§ TASK TO COMPLETE: Each line below that holds the string "Jewels" counts once; report the total and nothing else.

§ DATASET:

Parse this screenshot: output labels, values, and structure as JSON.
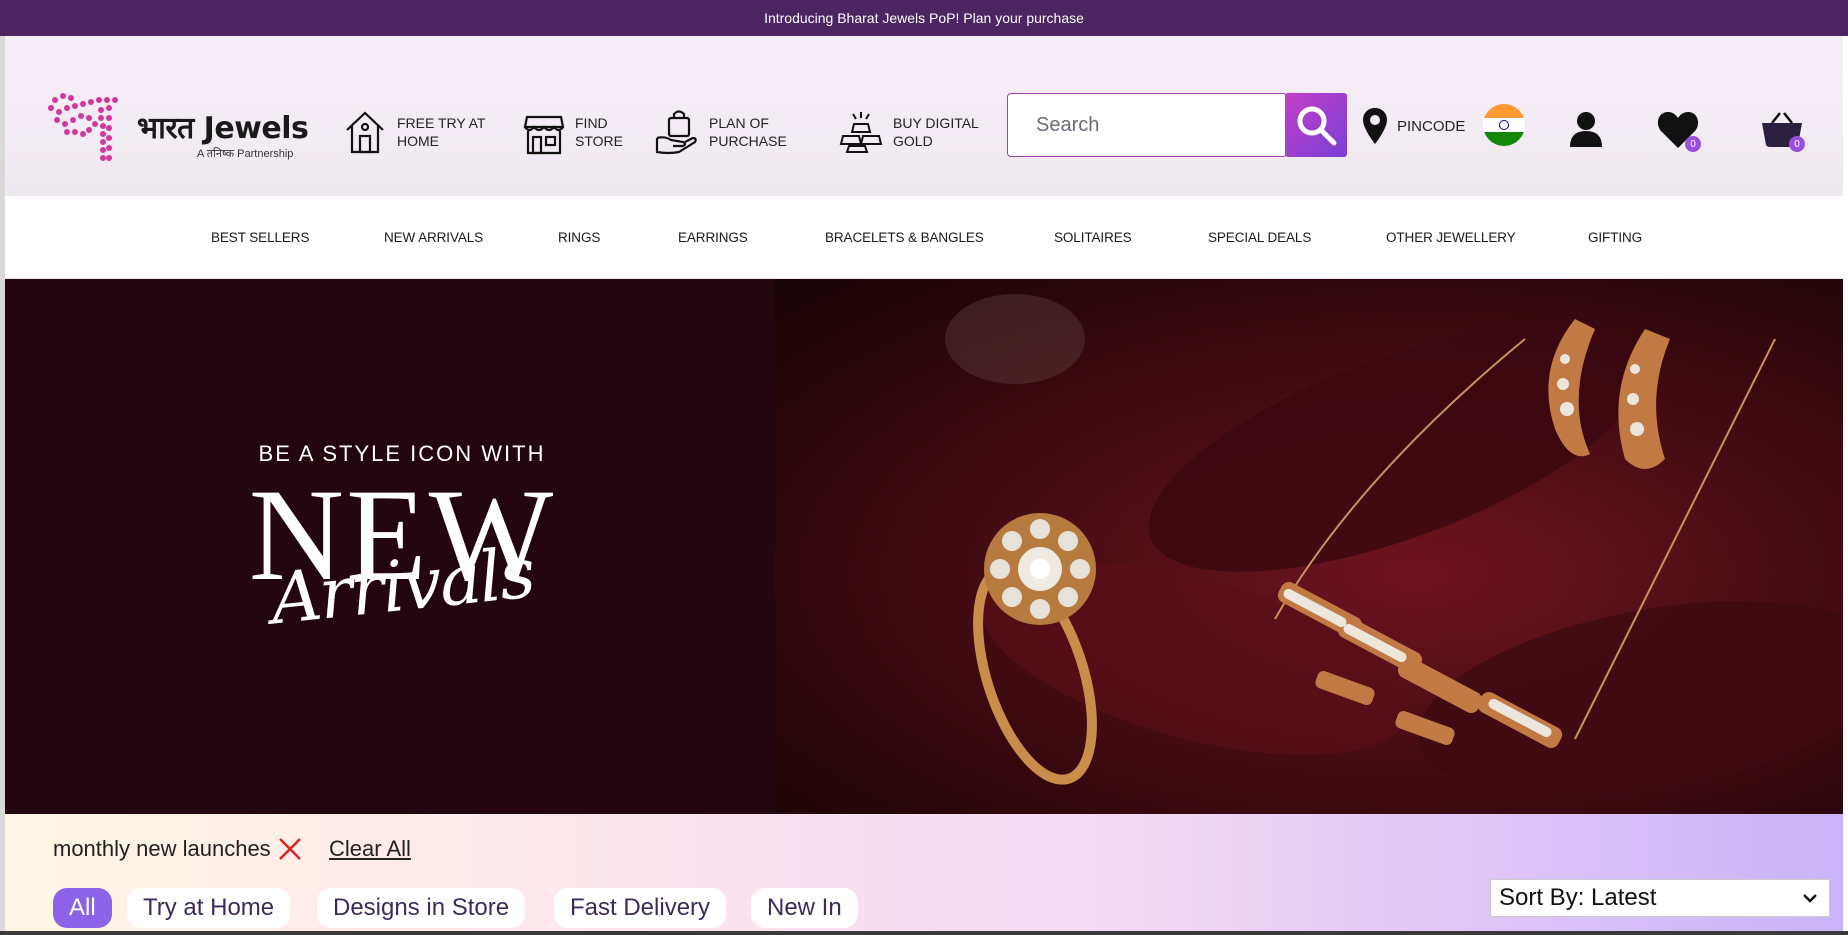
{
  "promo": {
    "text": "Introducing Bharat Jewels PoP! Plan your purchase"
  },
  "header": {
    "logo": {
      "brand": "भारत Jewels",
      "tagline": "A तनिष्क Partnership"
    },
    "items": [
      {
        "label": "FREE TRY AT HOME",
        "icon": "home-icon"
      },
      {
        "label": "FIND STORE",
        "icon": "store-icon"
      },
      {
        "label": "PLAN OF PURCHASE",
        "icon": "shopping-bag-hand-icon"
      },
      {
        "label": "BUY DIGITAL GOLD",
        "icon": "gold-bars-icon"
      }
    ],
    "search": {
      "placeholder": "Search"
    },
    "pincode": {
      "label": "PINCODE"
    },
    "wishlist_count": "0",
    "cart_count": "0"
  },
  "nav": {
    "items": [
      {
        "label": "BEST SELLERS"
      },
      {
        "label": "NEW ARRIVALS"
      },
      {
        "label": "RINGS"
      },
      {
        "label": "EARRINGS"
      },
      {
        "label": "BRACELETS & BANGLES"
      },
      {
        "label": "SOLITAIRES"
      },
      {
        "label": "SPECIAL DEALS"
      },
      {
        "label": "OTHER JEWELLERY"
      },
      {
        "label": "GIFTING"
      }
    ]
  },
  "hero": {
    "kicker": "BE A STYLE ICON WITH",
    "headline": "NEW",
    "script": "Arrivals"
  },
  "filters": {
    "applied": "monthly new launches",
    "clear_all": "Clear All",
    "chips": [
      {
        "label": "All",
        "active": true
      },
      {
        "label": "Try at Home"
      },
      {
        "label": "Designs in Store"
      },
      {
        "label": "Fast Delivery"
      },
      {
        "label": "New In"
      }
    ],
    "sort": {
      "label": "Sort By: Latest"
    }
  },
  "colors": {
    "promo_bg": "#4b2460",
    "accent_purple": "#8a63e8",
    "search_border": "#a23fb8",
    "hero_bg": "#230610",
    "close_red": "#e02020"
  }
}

§ EXERCISE OUTPUT: 2